In February, an Uber employee went public with the reasons she had left her job at the popular ride-sharing service. Quite simply, it was a horrible place to work. Since then, the floodgates have opened with stories of company’s toxic work environment. The most recent episode happened this week with a member of the company’s board of directors making a sexist remark to Arianna Huffington – of all people!- at a board meeting. He has since resigned, with an apology carefully massaged by PR consultants.
Now we hear that, according to the New York Times, “…In Uber’s continuing attempt to repair its reputation over a series of scandals stemming from its bad-boy culture, its co-founder Travis Kalanick said he would take a leave of absence as its chief executive.”
What Makes a Workplace Toxic?
Uber isn’t the only company out there with workplace issues. According to a recent article in Forbes magazine, narcissists at the top, complaining colleagues, and a lack of transparency are just a few characteristics of a toxic workplace.
Many of my clients come to me desperate to escape a miserable work situation. As I’ve mentioned before on this blog, staying in a job too long can be dangerous. Let me illustrate this by telling you about Jessica*, who came to me for help. Here’s a brief glimpse into her situation…
Jessica took a job about two years ago that was a good step up. She was hired to create new systems that could transform the client experience, improve efficiency, and drive quality. Yet after being on the job for several months and working behind the scenes, (and also doing the job the “old-fashioned way”) her boss balked when she was ready to launch. He stalled and promised. For months. Then, he started avoiding her. On top of that, her co-workers were crude, unpleasant and unwilling to adjust to a new approach. Communications between her and her boss became more cursory. He never asked about her progress and seemed content to ignore her as long as the work was getting done. She began to lose her confidence, and dreaded going to work each day.
*Not her real name.
Eventually Jessica confronted him and came away being certain that despite his promises, she’d never have a chance to do the work she was promised. That’s when she reached out to a trusted adviser who recommended she find a career coach.
The good news? We worked to clarify her career fit, she implemented our plan, and she just got a job offer. Being alert to the dangers of a toxic environment, she was smart – so one of her first questions when we looked at the offer was “How do I make sure this doesn’t happen again?”
How Do You Spot Warning Signs Before Accepting a Job?
When you have an offer, it comes a wonderful dose of excitement and relief, doesn’t it? The trouble is that we so desperately want to say “yes” that we’ll overlook a whole host of issues, especially if we’re in a job we’re desperate to leave.
Fortunately, Jessica was determined not to let this happen again. I coached her to do some pre-interview research about the company and the people. I also prepped her with some questions to ask during the interview that are designed to reveal and tease out red-flags.

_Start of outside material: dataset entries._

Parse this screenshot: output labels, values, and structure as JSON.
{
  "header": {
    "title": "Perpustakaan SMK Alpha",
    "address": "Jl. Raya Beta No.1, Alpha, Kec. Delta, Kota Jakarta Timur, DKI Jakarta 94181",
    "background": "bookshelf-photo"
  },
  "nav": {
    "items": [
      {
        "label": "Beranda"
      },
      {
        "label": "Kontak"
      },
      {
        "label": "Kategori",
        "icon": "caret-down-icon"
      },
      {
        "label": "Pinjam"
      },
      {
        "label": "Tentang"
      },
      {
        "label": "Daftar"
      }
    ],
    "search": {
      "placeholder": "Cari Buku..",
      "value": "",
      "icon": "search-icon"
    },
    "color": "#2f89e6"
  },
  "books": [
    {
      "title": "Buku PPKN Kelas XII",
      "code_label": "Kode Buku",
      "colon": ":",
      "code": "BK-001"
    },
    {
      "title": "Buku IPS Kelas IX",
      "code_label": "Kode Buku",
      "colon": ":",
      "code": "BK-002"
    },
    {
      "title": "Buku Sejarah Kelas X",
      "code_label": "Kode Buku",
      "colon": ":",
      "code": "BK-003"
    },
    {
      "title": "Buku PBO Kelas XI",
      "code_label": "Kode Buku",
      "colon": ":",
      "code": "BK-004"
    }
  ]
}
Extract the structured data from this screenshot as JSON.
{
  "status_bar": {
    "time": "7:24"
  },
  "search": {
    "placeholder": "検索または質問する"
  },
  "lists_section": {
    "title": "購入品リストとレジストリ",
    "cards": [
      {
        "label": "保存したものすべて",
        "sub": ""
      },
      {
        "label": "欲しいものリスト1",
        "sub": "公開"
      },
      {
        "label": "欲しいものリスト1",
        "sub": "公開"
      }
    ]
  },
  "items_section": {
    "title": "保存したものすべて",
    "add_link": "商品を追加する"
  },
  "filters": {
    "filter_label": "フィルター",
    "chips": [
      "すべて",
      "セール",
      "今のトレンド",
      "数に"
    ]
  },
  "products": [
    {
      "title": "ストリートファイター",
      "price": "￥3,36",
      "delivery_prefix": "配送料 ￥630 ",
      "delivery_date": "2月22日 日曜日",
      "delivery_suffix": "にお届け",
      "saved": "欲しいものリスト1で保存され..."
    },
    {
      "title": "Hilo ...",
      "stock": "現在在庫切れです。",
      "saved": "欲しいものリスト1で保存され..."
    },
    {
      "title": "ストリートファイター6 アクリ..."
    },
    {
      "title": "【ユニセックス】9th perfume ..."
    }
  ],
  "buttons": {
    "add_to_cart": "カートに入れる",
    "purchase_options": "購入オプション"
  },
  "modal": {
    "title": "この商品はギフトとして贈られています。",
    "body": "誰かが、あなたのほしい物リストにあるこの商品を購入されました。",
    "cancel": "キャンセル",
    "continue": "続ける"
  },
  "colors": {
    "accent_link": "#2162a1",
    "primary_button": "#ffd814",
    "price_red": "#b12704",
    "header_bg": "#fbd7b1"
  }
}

My strong advice is to trust your gut in these situations. If you don’t like what you hear, DON’T take the job!
A toxic environment can damage you personally and professionally. I’ve helped hundreds of people just like Jessica find a great career fit – email me at firstname.lastname@example.org to find out how.